== WORK REQUIRED ==
Restate all of the data precisely, omitting nothing.

== DATA ==
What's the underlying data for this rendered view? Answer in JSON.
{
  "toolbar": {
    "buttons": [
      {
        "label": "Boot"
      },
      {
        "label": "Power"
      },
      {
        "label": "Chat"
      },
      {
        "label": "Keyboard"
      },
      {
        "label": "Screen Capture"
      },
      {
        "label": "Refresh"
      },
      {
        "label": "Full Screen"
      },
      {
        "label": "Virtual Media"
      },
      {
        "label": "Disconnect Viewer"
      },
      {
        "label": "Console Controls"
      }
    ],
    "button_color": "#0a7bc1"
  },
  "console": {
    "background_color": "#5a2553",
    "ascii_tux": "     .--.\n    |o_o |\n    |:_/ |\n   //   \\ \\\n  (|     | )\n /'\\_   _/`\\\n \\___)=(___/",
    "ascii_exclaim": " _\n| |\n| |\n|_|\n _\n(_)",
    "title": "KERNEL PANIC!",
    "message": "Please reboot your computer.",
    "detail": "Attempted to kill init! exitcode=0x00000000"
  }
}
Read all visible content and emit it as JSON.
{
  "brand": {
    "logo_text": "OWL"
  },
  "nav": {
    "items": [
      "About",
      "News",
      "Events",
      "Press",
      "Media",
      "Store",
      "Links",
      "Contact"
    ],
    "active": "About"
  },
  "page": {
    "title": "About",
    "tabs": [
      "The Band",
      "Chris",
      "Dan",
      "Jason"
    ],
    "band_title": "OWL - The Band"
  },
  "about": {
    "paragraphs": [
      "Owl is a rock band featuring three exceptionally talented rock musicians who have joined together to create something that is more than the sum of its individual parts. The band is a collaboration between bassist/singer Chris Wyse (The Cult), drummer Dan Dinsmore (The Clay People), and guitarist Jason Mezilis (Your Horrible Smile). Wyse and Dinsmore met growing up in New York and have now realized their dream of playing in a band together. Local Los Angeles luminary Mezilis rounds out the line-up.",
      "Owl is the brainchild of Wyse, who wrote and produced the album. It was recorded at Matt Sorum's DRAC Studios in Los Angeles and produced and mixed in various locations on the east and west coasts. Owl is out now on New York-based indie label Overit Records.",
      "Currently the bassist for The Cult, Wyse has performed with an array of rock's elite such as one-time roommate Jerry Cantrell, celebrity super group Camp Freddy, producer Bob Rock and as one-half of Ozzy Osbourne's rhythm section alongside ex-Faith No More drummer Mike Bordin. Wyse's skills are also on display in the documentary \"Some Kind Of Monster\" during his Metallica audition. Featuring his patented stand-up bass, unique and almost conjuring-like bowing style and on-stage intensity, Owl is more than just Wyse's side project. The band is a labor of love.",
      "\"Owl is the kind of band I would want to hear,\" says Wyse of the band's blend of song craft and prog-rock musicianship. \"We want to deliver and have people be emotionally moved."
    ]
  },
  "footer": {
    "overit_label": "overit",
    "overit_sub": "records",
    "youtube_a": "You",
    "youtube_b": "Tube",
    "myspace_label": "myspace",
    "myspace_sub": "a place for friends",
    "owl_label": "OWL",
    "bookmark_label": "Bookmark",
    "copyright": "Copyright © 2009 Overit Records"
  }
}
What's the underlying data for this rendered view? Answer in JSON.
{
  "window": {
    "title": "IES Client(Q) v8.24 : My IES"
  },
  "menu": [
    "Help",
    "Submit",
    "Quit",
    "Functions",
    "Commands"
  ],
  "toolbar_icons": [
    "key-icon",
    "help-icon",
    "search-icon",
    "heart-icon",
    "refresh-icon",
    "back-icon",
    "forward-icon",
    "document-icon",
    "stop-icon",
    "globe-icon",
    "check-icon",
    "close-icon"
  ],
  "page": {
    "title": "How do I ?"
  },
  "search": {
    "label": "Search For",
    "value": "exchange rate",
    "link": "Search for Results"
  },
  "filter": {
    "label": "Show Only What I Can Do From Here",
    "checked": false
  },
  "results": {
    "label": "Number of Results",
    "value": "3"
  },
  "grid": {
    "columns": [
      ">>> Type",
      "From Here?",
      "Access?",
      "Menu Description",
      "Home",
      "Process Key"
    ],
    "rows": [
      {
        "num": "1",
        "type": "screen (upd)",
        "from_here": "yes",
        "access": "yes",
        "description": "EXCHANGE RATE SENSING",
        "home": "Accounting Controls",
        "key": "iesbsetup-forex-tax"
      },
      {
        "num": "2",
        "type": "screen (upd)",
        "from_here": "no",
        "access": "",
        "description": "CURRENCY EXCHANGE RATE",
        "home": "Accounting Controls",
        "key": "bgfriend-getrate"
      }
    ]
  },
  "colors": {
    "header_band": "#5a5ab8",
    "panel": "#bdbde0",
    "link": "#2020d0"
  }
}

== TASK OUTPUT ==
What's the underlying data for this rendered view? Answer in JSON.
{
  "toolbar": {
    "buttons": [
      {
        "label": "Boot"
      },
      {
        "label": "Power"
      },
      {
        "label": "Chat"
      },
      {
        "label": "Keyboard"
      },
      {
        "label": "Screen Capture"
      },
      {
        "label": "Refresh"
      },
      {
        "label": "Full Screen"
      },
      {
        "label": "Virtual Media"
      },
      {
        "label": "Disconnect Viewer"
      },
      {
        "label": "Console Controls"
      }
    ],
    "button_color": "#0a7bc1"
  },
  "console": {
    "background_color": "#5a2553",
    "ascii_tux": "     .--.\n    |o_o |\n    |:_/ |\n   //   \\ \\\n  (|     | )\n /'\\_   _/`\\\n \\___)=(___/",
    "ascii_exclaim": " _\n| |\n| |\n|_|\n _\n(_)",
    "title": "KERNEL PANIC!",
    "message": "Please reboot your computer.",
    "detail": "Attempted to kill init! exitcode=0x00000000"
  }
}
Read all visible content and emit it as JSON.
{
  "brand": {
    "logo_text": "OWL"
  },
  "nav": {
    "items": [
      "About",
      "News",
      "Events",
      "Press",
      "Media",
      "Store",
      "Links",
      "Contact"
    ],
    "active": "About"
  },
  "page": {
    "title": "About",
    "tabs": [
      "The Band",
      "Chris",
      "Dan",
      "Jason"
    ],
    "band_title": "OWL - The Band"
  },
  "about": {
    "paragraphs": [
      "Owl is a rock band featuring three exceptionally talented rock musicians who have joined together to create something that is more than the sum of its individual parts. The band is a collaboration between bassist/singer Chris Wyse (The Cult), drummer Dan Dinsmore (The Clay People), and guitarist Jason Mezilis (Your Horrible Smile). Wyse and Dinsmore met growing up in New York and have now realized their dream of playing in a band together. Local Los Angeles luminary Mezilis rounds out the line-up.",
      "Owl is the brainchild of Wyse, who wrote and produced the album. It was recorded at Matt Sorum's DRAC Studios in Los Angeles and produced and mixed in various locations on the east and west coasts. Owl is out now on New York-based indie label Overit Records.",
      "Currently the bassist for The Cult, Wyse has performed with an array of rock's elite such as one-time roommate Jerry Cantrell, celebrity super group Camp Freddy, producer Bob Rock and as one-half of Ozzy Osbourne's rhythm section alongside ex-Faith No More drummer Mike Bordin. Wyse's skills are also on display in the documentary \"Some Kind Of Monster\" during his Metallica audition. Featuring his patented stand-up bass, unique and almost conjuring-like bowing style and on-stage intensity, Owl is more than just Wyse's side project. The band is a labor of love.",
      "\"Owl is the kind of band I would want to hear,\" says Wyse of the band's blend of song craft and prog-rock musicianship. \"We want to deliver and have people be emotionally moved."
    ]
  },
  "footer": {
    "overit_label": "overit",
    "overit_sub": "records",
    "youtube_a": "You",
    "youtube_b": "Tube",
    "myspace_label": "myspace",
    "myspace_sub": "a place for friends",
    "owl_label": "OWL",
    "bookmark_label": "Bookmark",
    "copyright": "Copyright © 2009 Overit Records"
  }
}
What's the underlying data for this rendered view? Answer in JSON.
{
  "window": {
    "title": "IES Client(Q) v8.24 : My IES"
  },
  "menu": [
    "Help",
    "Submit",
    "Quit",
    "Functions",
    "Commands"
  ],
  "toolbar_icons": [
    "key-icon",
    "help-icon",
    "search-icon",
    "heart-icon",
    "refresh-icon",
    "back-icon",
    "forward-icon",
    "document-icon",
    "stop-icon",
    "globe-icon",
    "check-icon",
    "close-icon"
  ],
  "page": {
    "title": "How do I ?"
  },
  "search": {
    "label": "Search For",
    "value": "exchange rate",
    "link": "Search for Results"
  },
  "filter": {
    "label": "Show Only What I Can Do From Here",
    "checked": false
  },
  "results": {
    "label": "Number of Results",
    "value": "3"
  },
  "grid": {
    "columns": [
      ">>> Type",
      "From Here?",
      "Access?",
      "Menu Description",
      "Home",
      "Process Key"
    ],
    "rows": [
      {
        "num": "1",
        "type": "screen (upd)",
        "from_here": "yes",
        "access": "yes",
        "description": "EXCHANGE RATE SENSING",
        "home": "Accounting Controls",
        "key": "iesbsetup-forex-tax"
      },
      {
        "num": "2",
        "type": "screen (upd)",
        "from_here": "no",
        "access": "",
        "description": "CURRENCY EXCHANGE RATE",
        "home": "Accounting Controls",
        "key": "bgfriend-getrate"
      }
    ]
  },
  "colors": {
    "header_band": "#5a5ab8",
    "panel": "#bdbde0",
    "link": "#2020d0"
  }
}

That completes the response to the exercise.